Sometimes referred to as simply ‘consumer debt’, unsecured debts are loans which have been granted without collateral.
So for instance, a mortgage would be considered a secured debt, as the property itself acts as an underlying asset which could be sold off if mortgage payments were to stop.
However, credit cards and car finance plans are usually offered to consumers without any request for collateral. This means that if these payments aren’t honoured, it is extremely difficult for the lender to recoup their costs.
Unsecured debt has become more popular in recent years for a number of reasons.
The rise of quick and easy online credit checks has given lenders a sense of security that they didn’t have before – after all, if a borrower has passed a credit check, then they must be able to pay back their loans!
Furthermore, the current low-interest rate environment has send many investors searching for alternative investment opportunities that can offer inflation-beating returns.
Unsecured debt offers some of the highest returns on the market, as the borrowers are usually unable to get financing from elsewhere.

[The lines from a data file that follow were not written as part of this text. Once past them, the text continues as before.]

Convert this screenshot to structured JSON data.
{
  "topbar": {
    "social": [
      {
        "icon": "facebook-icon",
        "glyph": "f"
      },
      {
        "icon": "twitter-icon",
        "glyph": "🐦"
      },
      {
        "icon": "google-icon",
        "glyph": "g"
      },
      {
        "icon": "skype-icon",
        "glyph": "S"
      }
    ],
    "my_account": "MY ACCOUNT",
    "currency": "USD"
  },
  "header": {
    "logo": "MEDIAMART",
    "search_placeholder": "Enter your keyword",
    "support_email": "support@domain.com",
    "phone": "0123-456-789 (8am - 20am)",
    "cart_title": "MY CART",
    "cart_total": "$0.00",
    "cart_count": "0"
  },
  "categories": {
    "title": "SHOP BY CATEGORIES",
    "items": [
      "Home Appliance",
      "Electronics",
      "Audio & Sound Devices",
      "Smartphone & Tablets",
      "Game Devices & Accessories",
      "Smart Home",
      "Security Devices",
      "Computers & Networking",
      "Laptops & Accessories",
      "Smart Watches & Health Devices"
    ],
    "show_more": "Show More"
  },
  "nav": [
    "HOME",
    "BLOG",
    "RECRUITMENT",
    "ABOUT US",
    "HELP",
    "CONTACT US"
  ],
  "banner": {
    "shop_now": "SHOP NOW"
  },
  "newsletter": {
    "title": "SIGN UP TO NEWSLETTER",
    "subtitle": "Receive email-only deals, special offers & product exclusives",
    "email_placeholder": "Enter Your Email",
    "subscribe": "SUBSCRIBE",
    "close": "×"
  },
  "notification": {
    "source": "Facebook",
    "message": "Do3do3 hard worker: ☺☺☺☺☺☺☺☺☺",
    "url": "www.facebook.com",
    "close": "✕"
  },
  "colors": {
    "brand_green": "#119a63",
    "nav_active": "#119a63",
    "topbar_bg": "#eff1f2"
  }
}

This can prove all-too tempting for ambitious investors who are comfortable with the higher level of risk.
However, unlike most other forms of lending and investing, with unsecured debt, if the borrower (or group of borrowers) defaults, the lender is left with nothing.
Are you exposed to unsecured debt?
Many investors may not even realise that they are exposed to unsecured debt until it is too late. These debts are easily wrapped up inside larger investment portfolios and sometimes disguised as a securitisation or a derivative.
Even debt-savvy investors may be unknowingly investing in unsecured debts via their investments in the UK’s financial sector.
The vast majority of the UK’s consumer debt is managed by the banks and underwritten by the insurance industry, so these institutions stand to make huge losses if there is a string of defaults on credit cards, overdrafts, and car financing.
Financial firms make up a large proportion of the FTSE 100, so any FTSE-tracking funds will be investing heavily in this sector.
In essence, every active investor in the UK has been bankrolling the UK’s latest debt crisis, whether they wanted to or not.
How do you manage your exposure to unsecured debt?
If you are worried about your exposure to unsecured debt, it may be worth going through your portfolio with an accountant or financial adviser, and moving your debt investments into secured bonds, gilts, or asset-backed loans.
Last updated: October 20th, 2017